Ragatz: The first time I ever worked with another female investor was when I joined Aspect Ventures—21 years after I began working in private equity. I have always wanted to work with another female investment partner, and now I have three! There’s something so powerful about not being the token female: You are able to bring your whole self to work. I find that working with other female investors also provides for a more robust dialogue amongst the larger team. Several studies show that diverse teams far outperform homogenous teams—they drive to better decision-making, think more innovatively and participate in less group think.
DeFelice: Does being a minority female in your industry change the way you work?
Ragatz: At Aspect Ventures, our team is 50% female and far more ethnically and experientially diverse than the majority of venture firms out there.
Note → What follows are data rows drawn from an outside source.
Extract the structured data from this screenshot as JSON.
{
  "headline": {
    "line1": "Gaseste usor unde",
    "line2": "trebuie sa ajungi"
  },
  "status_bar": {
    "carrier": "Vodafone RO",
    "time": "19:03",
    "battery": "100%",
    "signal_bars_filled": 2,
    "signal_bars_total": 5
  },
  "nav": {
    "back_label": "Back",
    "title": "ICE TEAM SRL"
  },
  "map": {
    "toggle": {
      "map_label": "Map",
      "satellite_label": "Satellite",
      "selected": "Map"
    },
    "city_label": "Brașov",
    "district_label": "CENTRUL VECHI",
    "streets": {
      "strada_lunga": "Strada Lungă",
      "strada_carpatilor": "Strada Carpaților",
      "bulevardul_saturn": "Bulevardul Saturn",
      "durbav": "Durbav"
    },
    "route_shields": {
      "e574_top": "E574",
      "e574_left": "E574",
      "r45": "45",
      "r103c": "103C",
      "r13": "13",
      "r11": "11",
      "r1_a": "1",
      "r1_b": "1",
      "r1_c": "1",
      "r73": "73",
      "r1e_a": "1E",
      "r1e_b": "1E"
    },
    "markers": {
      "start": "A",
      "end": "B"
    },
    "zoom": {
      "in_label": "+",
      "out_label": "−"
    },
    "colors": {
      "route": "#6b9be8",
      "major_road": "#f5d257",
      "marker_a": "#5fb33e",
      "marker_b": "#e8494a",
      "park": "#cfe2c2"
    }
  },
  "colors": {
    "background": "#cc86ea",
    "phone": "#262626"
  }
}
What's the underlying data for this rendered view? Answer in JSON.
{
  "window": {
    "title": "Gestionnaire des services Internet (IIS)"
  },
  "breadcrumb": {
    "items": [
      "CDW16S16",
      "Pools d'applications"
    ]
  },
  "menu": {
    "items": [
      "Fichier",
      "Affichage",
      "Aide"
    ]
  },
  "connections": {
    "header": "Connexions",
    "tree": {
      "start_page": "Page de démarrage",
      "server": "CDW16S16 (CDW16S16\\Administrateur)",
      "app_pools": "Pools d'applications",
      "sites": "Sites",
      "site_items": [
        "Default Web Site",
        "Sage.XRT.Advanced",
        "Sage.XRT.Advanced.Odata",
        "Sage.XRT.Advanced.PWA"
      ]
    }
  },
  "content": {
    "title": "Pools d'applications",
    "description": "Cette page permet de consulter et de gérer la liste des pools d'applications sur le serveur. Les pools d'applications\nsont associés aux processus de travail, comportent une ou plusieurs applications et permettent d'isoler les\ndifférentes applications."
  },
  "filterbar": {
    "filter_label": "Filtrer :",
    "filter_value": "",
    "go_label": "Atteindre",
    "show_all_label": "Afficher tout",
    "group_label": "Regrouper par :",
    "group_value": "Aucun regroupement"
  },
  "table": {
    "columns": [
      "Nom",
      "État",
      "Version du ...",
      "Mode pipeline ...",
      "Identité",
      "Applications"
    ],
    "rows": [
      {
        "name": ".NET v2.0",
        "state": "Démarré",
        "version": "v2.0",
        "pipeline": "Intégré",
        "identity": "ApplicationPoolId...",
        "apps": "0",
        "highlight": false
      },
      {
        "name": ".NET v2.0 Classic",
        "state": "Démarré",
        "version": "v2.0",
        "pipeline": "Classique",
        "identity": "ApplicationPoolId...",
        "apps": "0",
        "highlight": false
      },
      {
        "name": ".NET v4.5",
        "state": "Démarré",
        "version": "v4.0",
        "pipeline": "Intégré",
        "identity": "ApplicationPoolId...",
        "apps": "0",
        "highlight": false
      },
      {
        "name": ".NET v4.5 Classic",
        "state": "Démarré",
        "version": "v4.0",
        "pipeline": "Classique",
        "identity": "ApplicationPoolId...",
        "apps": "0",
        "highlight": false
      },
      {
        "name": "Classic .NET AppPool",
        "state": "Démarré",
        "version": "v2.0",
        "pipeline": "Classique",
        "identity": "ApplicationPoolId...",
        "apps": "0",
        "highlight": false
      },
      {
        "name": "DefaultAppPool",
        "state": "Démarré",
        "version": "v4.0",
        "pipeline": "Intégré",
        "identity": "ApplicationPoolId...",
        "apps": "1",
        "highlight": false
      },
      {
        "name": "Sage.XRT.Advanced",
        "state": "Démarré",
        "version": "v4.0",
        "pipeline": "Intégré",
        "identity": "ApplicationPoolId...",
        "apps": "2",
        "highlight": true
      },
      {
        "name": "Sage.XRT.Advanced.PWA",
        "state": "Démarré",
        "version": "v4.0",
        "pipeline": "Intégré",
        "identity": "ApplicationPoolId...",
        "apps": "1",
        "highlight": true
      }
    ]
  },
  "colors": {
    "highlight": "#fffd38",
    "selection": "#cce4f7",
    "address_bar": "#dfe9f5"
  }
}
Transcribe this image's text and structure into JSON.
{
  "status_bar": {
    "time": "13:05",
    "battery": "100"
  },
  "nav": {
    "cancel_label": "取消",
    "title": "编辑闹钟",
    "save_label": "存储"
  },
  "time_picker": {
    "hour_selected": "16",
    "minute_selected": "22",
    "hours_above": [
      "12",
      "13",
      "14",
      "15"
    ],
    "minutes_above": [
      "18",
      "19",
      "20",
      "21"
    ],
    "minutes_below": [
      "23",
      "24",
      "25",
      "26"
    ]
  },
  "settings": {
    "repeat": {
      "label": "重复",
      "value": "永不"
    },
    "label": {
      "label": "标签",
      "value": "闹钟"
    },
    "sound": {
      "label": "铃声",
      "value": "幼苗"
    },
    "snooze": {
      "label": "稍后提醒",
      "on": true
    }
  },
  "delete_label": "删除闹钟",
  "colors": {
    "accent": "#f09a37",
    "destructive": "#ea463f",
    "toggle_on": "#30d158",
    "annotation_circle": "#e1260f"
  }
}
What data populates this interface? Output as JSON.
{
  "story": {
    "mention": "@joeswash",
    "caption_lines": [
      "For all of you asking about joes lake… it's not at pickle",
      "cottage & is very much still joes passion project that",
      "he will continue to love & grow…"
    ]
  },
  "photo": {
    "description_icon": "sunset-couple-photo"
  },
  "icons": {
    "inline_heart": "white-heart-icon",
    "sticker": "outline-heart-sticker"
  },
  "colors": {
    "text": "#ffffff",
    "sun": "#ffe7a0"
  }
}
We recognize the value of bringing diverse perspectives to problem-solving. This also plays out in our deal sourcing networks and executive team networks: I would argue that we have a much broader and diverse network for a firm of our size than our competitors. We have a cohesive and collaborative team culture; we value everyone’s perspective and contributions. Entrepreneurs often confirm this, saying we “show up differently” from other firms. We meet them as equal partners and collaborators, and have a we versus a me attitude.
DeFelice: Have you been able to achieve work-life balance?
Ragatz: I feel like I’ve had great balance overall. My husband and I have always looked at raising our family as a team effort, and there have been times when either one of us is out of balance in some way. I am grateful for the flexible roles I’ve had so that I could keep my career options open and also provide an example to my daughters of a balanced working mother. I think my career has also shown them that not all paths are linear and that’s ok: It’s just important to keep trying and doing your best. At the end of the day, the most important contributor to my balance has been my relationships—a loving and supportive husband, two fantastic daughters, family and dear friends.
DeFelice: Any advice for other people seeking work-life balance?
Ragatz: It’s really important to develop a valuable skill set and invest in your relationships early in your career. Whatever skill set makes you the most valuable will help you most in achieving the long-term balance you seek, so “lean in” all the way early in your career. And do something you love, not something that fits into everyone else’s schedules. Part of balance is feeling fulfilled in your various roles.
If the time comes that you are looking for a flexible arrangement, figure out what your priorities are, and then solicit advice from your cadre of friends and colleagues. If you have a valuable skill set, people are going to want to help you. Also, recruiting firms like Inkwell specialize in part-time or project-based work—reach out to them and see what current options may be.
A lot of choices in our society feel so absolute these days. They’re not. Finding balance and creating more flexible roles for women and men will help our society achieve a greater degree of gender parity. That’s important for everyone.